## REQUIRED WORK:
Working from the records below, return word for word the line that contains "Enumerate this screenshot's" and each line after it, ending with the last. Skip all pictures.

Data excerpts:
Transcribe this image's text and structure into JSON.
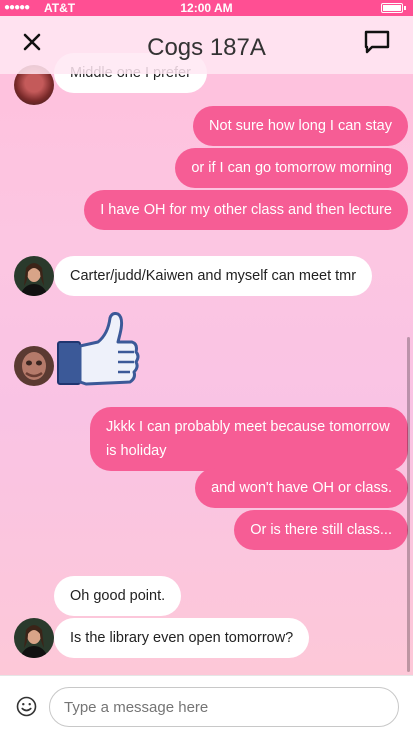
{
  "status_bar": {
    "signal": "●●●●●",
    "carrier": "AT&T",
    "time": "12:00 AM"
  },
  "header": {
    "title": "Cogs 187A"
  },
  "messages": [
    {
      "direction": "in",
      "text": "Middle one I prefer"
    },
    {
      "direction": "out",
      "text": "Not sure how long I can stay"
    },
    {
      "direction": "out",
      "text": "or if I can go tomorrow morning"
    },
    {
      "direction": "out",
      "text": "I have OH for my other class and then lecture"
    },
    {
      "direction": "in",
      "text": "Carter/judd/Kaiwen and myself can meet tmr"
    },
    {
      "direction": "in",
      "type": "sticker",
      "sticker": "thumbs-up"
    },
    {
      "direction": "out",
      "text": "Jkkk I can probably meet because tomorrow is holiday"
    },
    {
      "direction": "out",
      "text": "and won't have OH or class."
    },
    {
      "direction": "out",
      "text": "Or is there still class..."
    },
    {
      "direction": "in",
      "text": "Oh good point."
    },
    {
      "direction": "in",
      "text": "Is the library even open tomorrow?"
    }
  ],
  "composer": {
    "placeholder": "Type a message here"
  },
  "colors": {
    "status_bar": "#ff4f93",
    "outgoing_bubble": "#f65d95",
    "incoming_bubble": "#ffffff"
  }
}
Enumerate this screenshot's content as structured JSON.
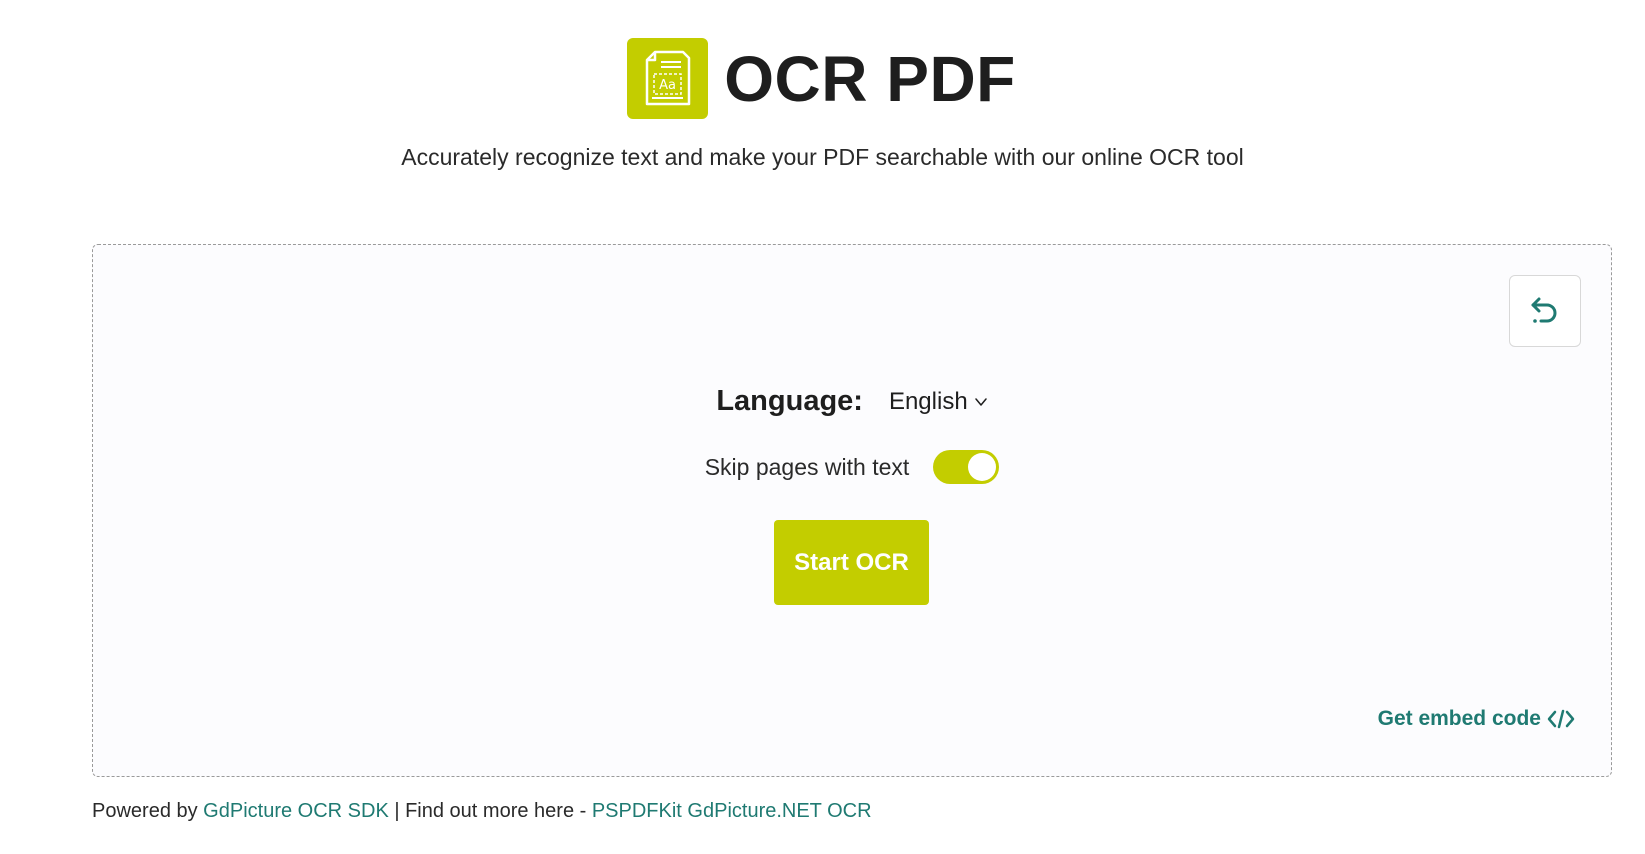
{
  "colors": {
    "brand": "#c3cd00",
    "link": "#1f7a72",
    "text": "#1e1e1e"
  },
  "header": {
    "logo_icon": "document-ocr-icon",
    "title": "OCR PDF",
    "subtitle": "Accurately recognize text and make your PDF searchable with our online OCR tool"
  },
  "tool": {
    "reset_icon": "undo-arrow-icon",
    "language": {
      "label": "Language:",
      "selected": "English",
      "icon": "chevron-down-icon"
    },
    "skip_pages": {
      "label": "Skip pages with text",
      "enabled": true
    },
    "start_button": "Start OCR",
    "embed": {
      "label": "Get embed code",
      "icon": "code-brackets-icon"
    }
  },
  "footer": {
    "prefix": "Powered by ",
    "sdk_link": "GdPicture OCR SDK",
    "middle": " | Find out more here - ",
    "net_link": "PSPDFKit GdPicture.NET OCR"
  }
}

## SOLUTION TO THIS PROBLEM:
Enumerate this screenshot's content as structured JSON.
{
  "colors": {
    "brand": "#c3cd00",
    "link": "#1f7a72",
    "text": "#1e1e1e"
  },
  "header": {
    "logo_icon": "document-ocr-icon",
    "title": "OCR PDF",
    "subtitle": "Accurately recognize text and make your PDF searchable with our online OCR tool"
  },
  "tool": {
    "reset_icon": "undo-arrow-icon",
    "language": {
      "label": "Language:",
      "selected": "English",
      "icon": "chevron-down-icon"
    },
    "skip_pages": {
      "label": "Skip pages with text",
      "enabled": true
    },
    "start_button": "Start OCR",
    "embed": {
      "label": "Get embed code",
      "icon": "code-brackets-icon"
    }
  },
  "footer": {
    "prefix": "Powered by ",
    "sdk_link": "GdPicture OCR SDK",
    "middle": " | Find out more here - ",
    "net_link": "PSPDFKit GdPicture.NET OCR"
  }
}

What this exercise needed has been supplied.